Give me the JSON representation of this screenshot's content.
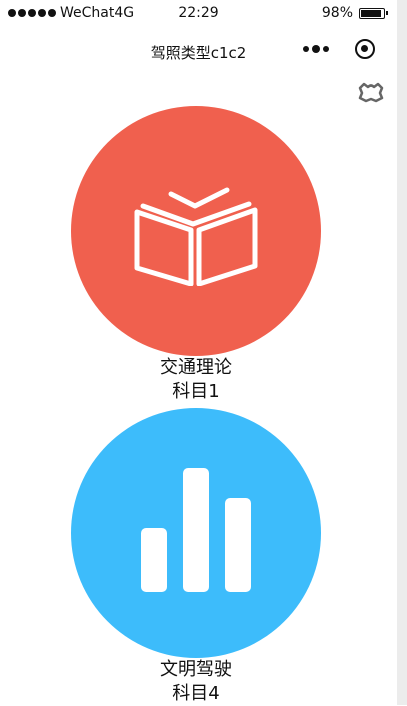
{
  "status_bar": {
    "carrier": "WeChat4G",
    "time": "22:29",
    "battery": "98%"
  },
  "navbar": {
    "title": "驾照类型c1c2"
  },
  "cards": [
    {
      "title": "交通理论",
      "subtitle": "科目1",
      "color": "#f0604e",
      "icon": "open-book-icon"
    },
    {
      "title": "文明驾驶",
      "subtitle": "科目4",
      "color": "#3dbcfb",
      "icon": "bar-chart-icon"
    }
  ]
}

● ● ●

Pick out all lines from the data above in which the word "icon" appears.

> _Solution_:
      "icon": "open-book-icon"
      "icon": "bar-chart-icon"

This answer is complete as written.